**What you are asked to do**
From the first line to the last, retype the records exactly without their images.
━━━━
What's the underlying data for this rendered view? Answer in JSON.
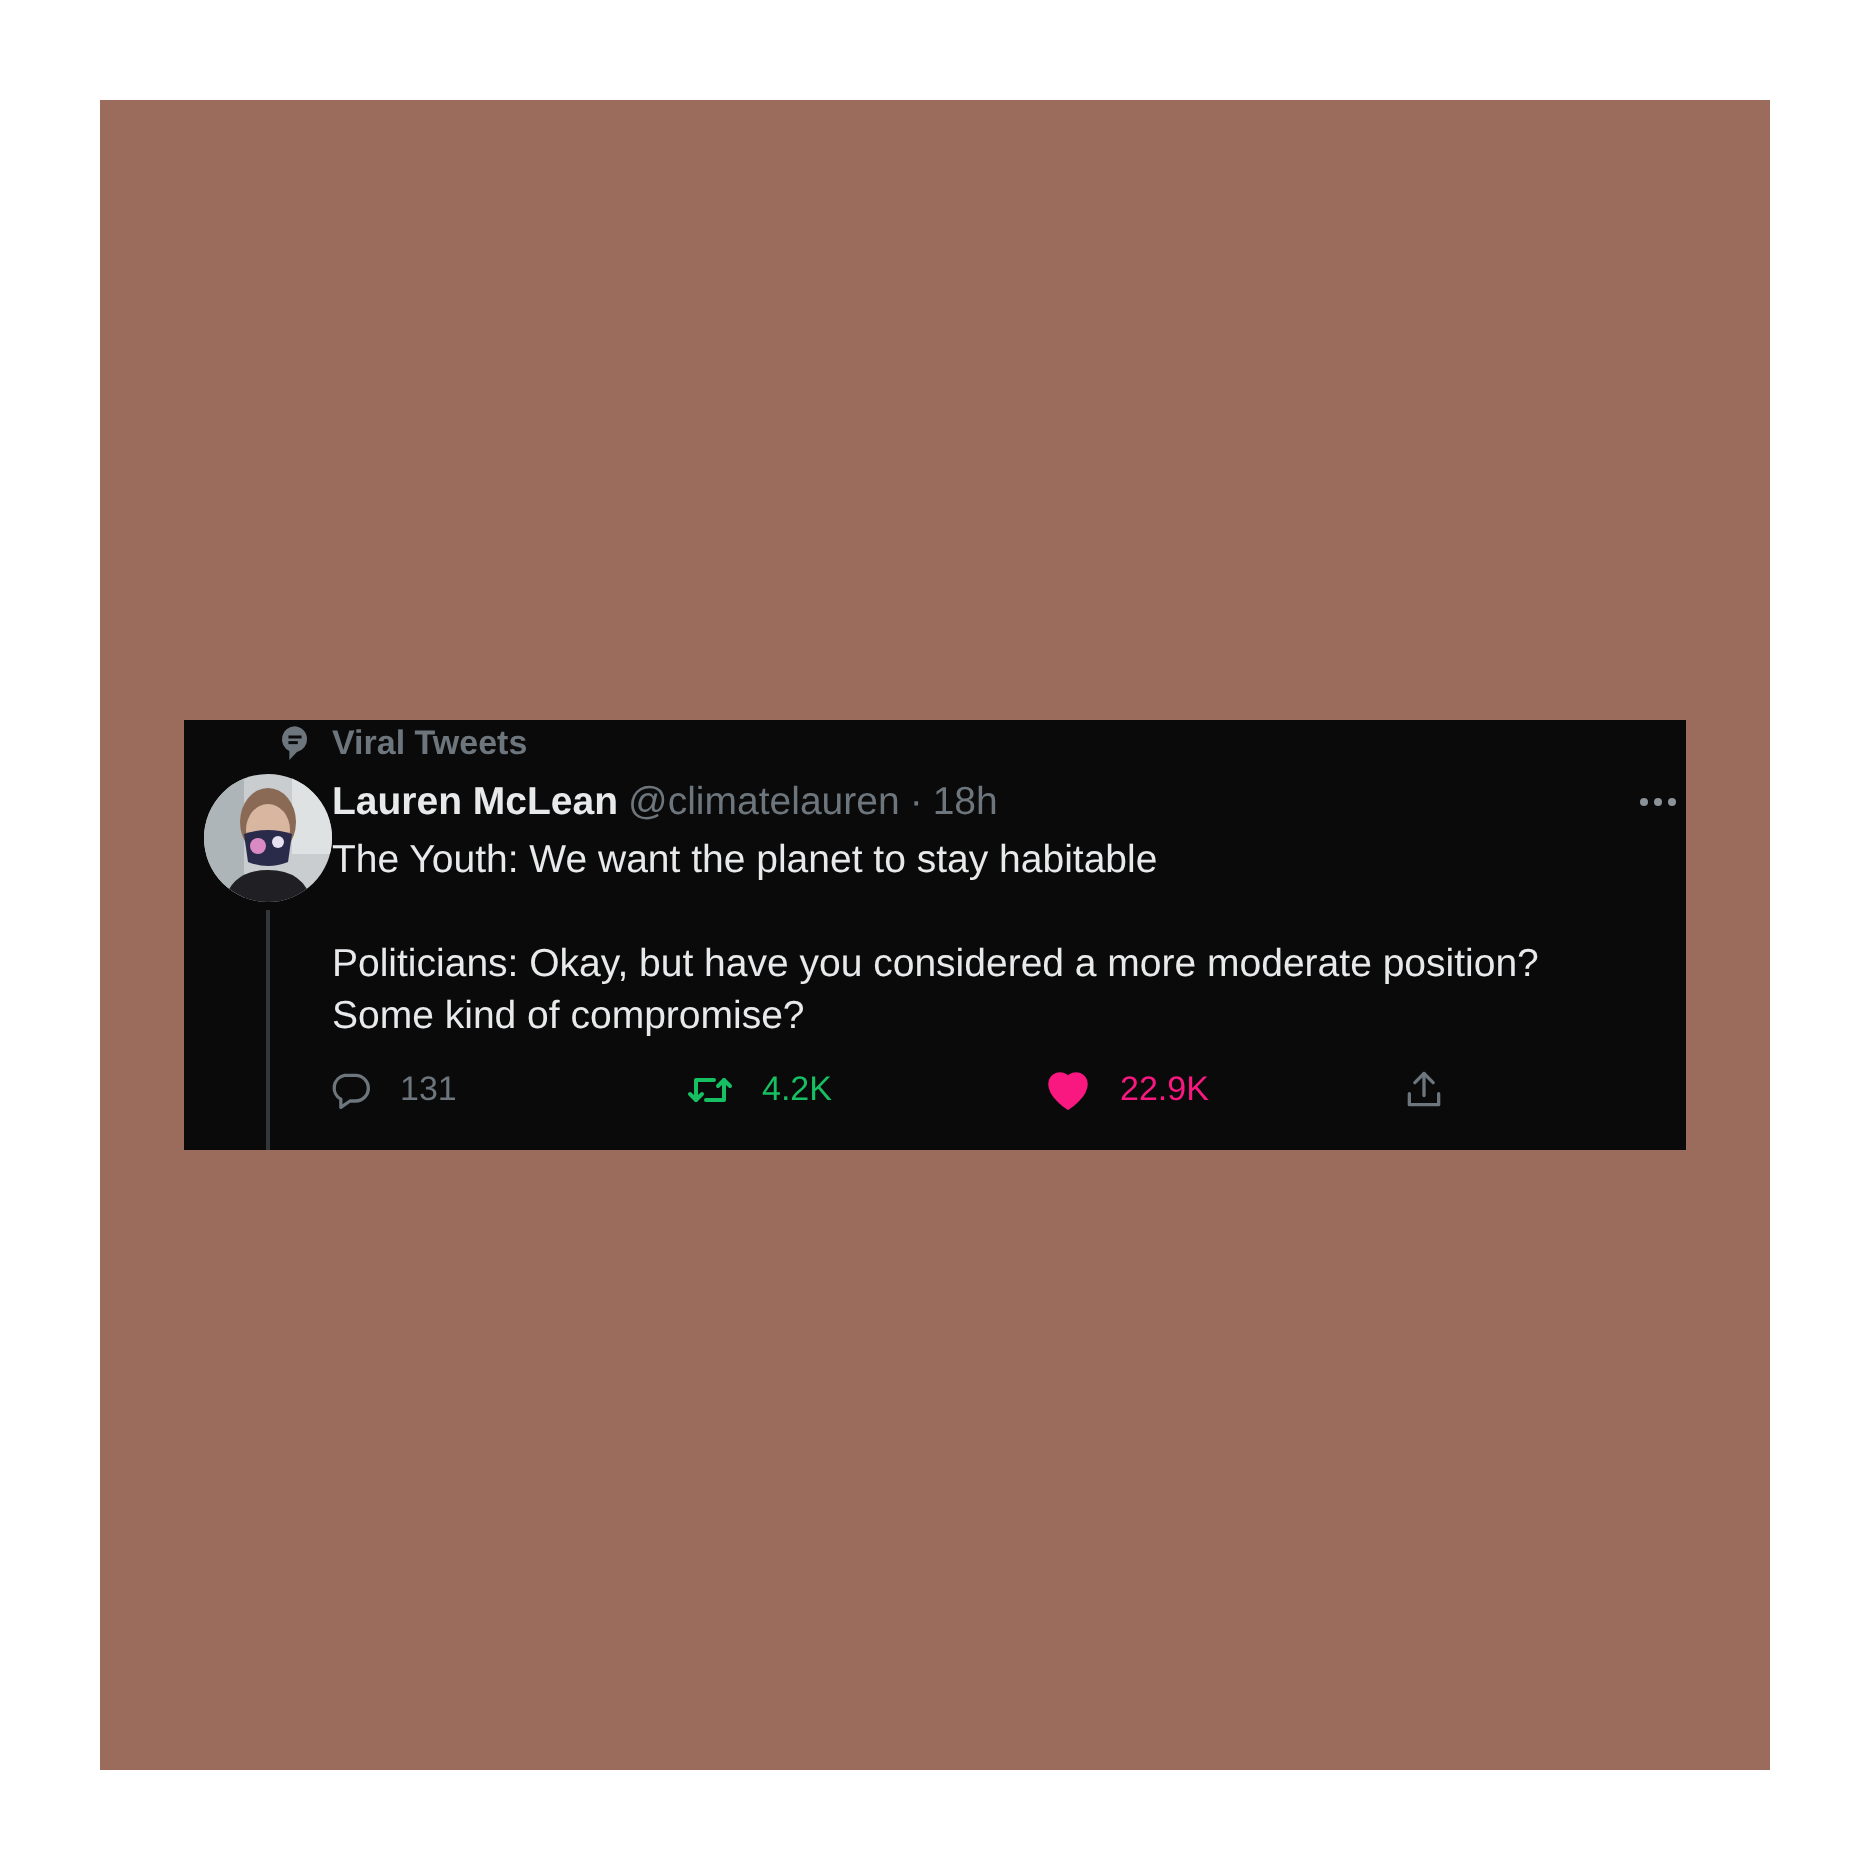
{
  "context": {
    "label": "Viral Tweets"
  },
  "tweet": {
    "name": "Lauren McLean",
    "handle": "@climatelauren",
    "separator": "·",
    "time": "18h",
    "paragraphs": [
      "The Youth: We want the planet to stay habitable",
      "Politicians: Okay, but have you considered a more moderate position? Some kind of compromise?"
    ],
    "actions": [
      {
        "kind": "reply",
        "count": "131"
      },
      {
        "kind": "retweet",
        "count": "4.2K",
        "active": true
      },
      {
        "kind": "like",
        "count": "22.9K",
        "active": true
      },
      {
        "kind": "share"
      }
    ]
  }
}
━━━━
**Solution below**
What's the underlying data for this rendered view? Answer in JSON.
{
  "context": {
    "label": "Viral Tweets"
  },
  "tweet": {
    "name": "Lauren McLean",
    "handle": "@climatelauren",
    "separator": "·",
    "time": "18h",
    "paragraphs": [
      "The Youth: We want the planet to stay habitable",
      "Politicians: Okay, but have you considered a more moderate position? Some kind of compromise?"
    ],
    "actions": [
      {
        "kind": "reply",
        "count": "131"
      },
      {
        "kind": "retweet",
        "count": "4.2K",
        "active": true
      },
      {
        "kind": "like",
        "count": "22.9K",
        "active": true
      },
      {
        "kind": "share"
      }
    ]
  }
}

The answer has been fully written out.